Items from a data source
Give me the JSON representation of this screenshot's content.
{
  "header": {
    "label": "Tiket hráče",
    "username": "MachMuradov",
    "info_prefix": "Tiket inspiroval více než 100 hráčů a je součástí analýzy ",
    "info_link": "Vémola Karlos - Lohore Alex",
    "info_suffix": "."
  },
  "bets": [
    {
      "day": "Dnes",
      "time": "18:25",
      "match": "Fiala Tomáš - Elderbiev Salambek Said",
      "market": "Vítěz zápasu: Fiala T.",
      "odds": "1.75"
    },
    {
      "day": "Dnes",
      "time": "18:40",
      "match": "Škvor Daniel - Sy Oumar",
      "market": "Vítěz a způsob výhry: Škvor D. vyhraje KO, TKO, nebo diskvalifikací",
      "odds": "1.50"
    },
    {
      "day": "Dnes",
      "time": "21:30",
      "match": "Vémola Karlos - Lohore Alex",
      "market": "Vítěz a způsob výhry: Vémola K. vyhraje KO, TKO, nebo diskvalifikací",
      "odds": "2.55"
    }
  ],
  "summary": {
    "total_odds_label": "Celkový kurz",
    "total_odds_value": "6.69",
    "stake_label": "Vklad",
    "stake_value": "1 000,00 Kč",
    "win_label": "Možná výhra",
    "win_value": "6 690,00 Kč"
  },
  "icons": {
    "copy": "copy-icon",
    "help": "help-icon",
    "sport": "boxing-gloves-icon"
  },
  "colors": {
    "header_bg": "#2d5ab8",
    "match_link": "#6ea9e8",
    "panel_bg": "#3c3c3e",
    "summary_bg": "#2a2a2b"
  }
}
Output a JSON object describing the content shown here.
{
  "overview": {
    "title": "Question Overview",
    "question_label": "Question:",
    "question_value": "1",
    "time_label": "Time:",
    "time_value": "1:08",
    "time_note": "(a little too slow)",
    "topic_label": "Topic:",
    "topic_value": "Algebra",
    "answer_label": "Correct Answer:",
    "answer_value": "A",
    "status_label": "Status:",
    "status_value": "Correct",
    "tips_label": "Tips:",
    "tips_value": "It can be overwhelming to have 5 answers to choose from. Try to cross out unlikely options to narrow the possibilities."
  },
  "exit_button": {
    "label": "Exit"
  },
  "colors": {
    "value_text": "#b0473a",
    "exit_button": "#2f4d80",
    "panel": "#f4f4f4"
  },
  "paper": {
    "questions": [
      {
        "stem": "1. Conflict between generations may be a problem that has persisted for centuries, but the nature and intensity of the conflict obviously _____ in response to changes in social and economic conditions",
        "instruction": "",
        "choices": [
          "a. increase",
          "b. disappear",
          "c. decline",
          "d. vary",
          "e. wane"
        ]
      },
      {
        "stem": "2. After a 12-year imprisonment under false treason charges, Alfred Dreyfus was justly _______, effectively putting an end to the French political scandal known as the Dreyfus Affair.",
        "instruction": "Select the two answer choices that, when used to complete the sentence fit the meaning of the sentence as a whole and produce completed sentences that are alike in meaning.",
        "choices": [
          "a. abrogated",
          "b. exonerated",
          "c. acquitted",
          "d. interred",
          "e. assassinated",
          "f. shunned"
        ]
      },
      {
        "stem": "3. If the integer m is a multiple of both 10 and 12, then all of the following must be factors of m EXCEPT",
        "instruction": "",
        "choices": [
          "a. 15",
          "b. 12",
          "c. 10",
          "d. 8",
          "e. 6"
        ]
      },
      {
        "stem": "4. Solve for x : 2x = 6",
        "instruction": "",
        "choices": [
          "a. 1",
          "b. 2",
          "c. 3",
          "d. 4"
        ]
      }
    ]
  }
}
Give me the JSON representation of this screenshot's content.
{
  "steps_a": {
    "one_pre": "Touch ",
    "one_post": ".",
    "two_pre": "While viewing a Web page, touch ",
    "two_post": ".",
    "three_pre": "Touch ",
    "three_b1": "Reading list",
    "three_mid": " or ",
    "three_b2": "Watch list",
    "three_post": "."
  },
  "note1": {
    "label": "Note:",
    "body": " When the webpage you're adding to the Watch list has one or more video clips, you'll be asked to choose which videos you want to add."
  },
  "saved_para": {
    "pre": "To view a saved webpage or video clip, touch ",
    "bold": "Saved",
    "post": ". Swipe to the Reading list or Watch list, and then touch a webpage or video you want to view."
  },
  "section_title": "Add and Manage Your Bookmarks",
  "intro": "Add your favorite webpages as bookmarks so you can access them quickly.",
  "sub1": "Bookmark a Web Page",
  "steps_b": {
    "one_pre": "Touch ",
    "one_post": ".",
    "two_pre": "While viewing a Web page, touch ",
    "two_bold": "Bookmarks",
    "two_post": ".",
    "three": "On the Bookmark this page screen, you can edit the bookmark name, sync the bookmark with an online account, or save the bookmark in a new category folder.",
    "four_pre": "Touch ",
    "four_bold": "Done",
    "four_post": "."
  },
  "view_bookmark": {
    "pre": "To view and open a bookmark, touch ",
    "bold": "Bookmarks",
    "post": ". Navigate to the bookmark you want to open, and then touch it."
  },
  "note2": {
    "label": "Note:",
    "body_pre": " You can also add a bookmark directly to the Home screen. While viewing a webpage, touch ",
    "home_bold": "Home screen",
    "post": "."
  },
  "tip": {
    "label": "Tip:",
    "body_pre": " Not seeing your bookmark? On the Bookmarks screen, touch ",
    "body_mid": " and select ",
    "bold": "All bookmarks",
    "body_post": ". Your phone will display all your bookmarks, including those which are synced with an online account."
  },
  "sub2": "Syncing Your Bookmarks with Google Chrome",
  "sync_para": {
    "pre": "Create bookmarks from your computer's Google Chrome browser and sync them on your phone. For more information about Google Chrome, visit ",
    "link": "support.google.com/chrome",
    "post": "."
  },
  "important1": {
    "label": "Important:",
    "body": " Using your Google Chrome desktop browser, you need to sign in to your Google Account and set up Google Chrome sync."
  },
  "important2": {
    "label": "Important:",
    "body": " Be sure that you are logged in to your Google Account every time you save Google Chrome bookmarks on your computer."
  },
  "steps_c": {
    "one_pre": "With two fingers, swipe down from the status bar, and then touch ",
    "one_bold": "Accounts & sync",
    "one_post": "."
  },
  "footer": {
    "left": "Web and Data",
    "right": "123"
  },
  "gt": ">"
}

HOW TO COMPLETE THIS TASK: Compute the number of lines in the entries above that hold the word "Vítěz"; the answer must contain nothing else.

COMPLETED EXERCISE: 3